Dataset rows for apps and sites
══════════

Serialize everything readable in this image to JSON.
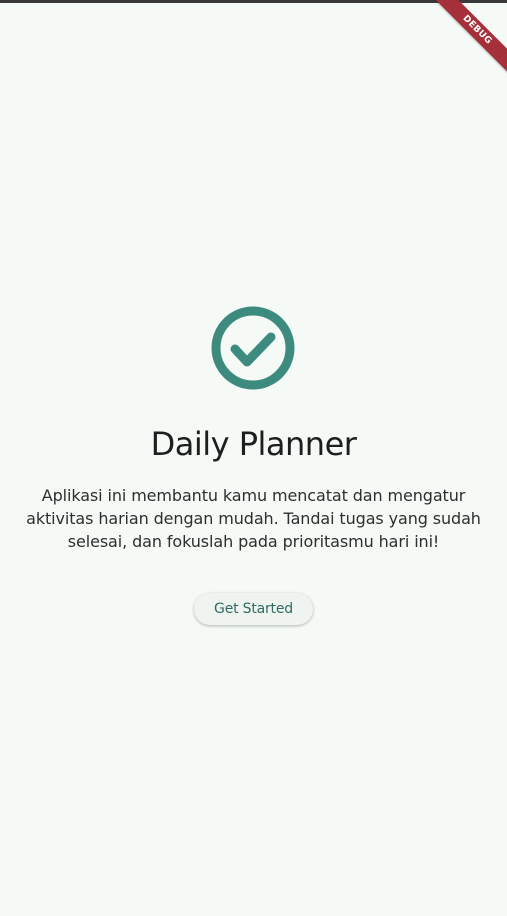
{
  "debug_banner": "DEBUG",
  "colors": {
    "background": "#f5faf7",
    "accent": "#3d8b7e",
    "banner": "#a5303a"
  },
  "icon": {
    "name": "check-circle-icon"
  },
  "hero": {
    "title": "Daily Planner",
    "description": "Aplikasi ini membantu kamu mencatat dan mengatur aktivitas harian dengan mudah. Tandai tugas yang sudah selesai, dan fokuslah pada prioritasmu hari ini!"
  },
  "actions": {
    "get_started_label": "Get Started"
  }
}
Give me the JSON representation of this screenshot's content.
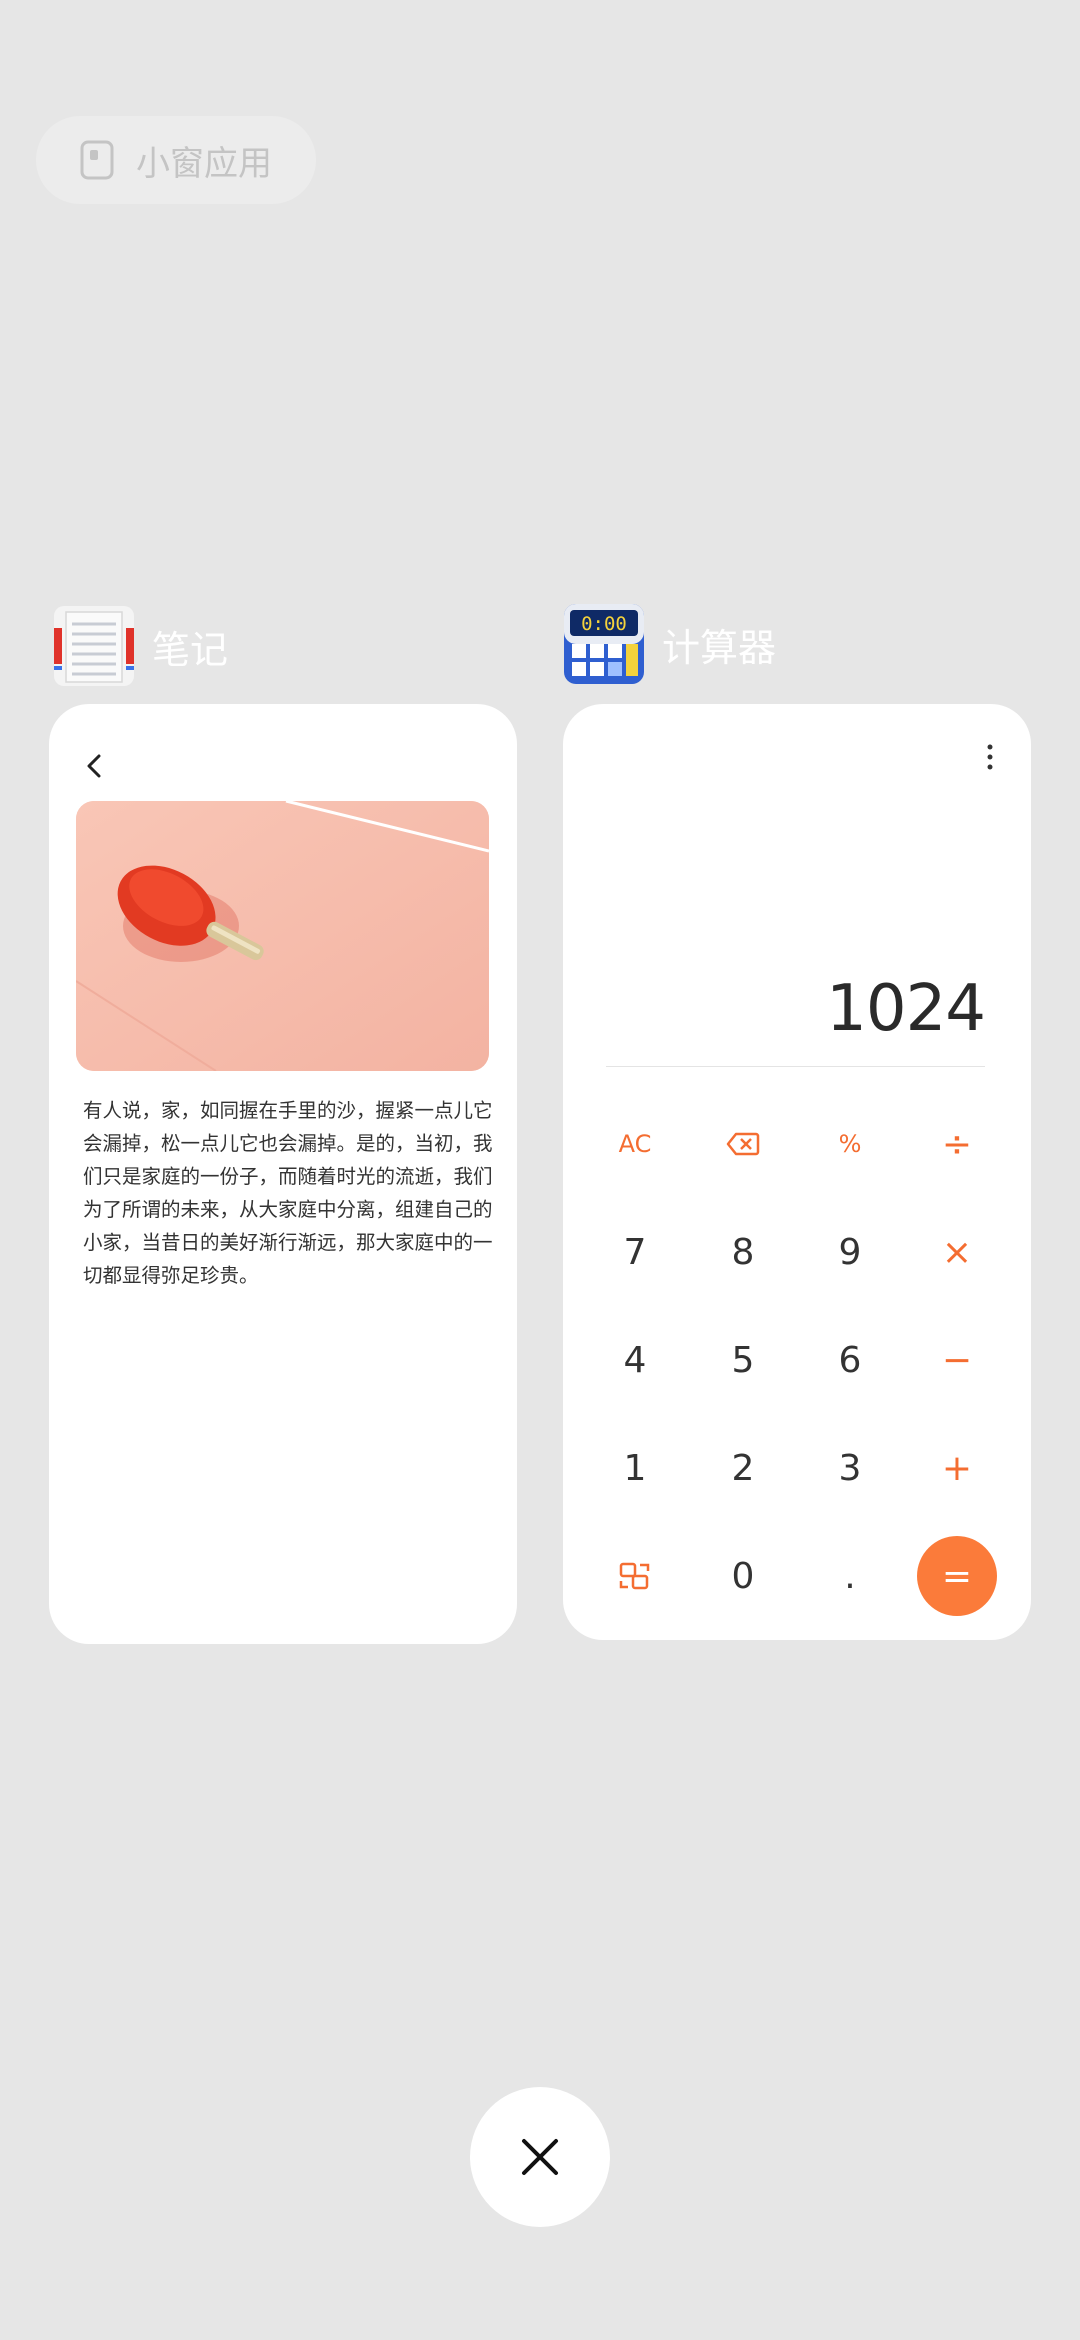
{
  "small_window_chip": {
    "label": "小窗应用",
    "icon": "small-window-icon"
  },
  "apps": {
    "notes": {
      "name": "笔记",
      "icon": "notes-app-icon"
    },
    "calculator": {
      "name": "计算器",
      "icon": "calculator-app-icon",
      "icon_screen_text": "0:00"
    }
  },
  "notes_card": {
    "back_icon": "chevron-left-icon",
    "image": "ping-pong-paddle-photo",
    "text": "有人说，家，如同握在手里的沙，握紧一点儿它会漏掉，松一点儿它也会漏掉。是的，当初，我们只是家庭的一份子，而随着时光的流逝，我们为了所谓的未来，从大家庭中分离，组建自己的小家，当昔日的美好渐行渐远，那大家庭中的一切都显得弥足珍贵。"
  },
  "calculator_card": {
    "display": "1024",
    "keys": {
      "ac": "AC",
      "percent": "%",
      "divide": "÷",
      "k7": "7",
      "k8": "8",
      "k9": "9",
      "multiply": "×",
      "k4": "4",
      "k5": "5",
      "k6": "6",
      "minus": "−",
      "k1": "1",
      "k2": "2",
      "k3": "3",
      "plus": "+",
      "k0": "0",
      "dot": ".",
      "equals": "="
    }
  },
  "colors": {
    "background": "#e6e6e6",
    "accent_orange": "#f46d31",
    "equals_button": "#fb7b3a"
  }
}
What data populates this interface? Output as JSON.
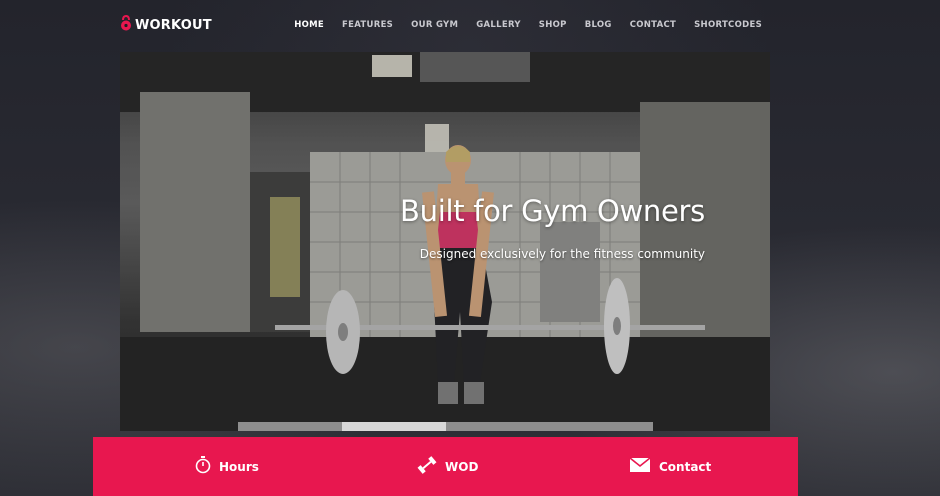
{
  "brand": {
    "name": "WORKOUT",
    "icon": "kettlebell-icon"
  },
  "nav": {
    "items": [
      {
        "label": "HOME",
        "active": true
      },
      {
        "label": "FEATURES",
        "active": false
      },
      {
        "label": "OUR GYM",
        "active": false
      },
      {
        "label": "GALLERY",
        "active": false
      },
      {
        "label": "SHOP",
        "active": false
      },
      {
        "label": "BLOG",
        "active": false
      },
      {
        "label": "CONTACT",
        "active": false
      },
      {
        "label": "SHORTCODES",
        "active": false
      }
    ]
  },
  "hero": {
    "title": "Built for Gym Owners",
    "subtitle": "Designed exclusively for the fitness community",
    "slides": 4,
    "active_slide": 2
  },
  "infobar": {
    "items": [
      {
        "label": "Hours",
        "icon": "stopwatch-icon"
      },
      {
        "label": "WOD",
        "icon": "dumbbell-icon"
      },
      {
        "label": "Contact",
        "icon": "envelope-icon"
      }
    ]
  },
  "colors": {
    "accent": "#e8174f",
    "background": "#23242c",
    "nav_text": "#c9c9cf"
  }
}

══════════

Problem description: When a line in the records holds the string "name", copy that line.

Reply to the exercise:
    "name": "check-circle-icon"
      "name": "笔记",
      "name": "计算器",
    "name": "WORKOUT",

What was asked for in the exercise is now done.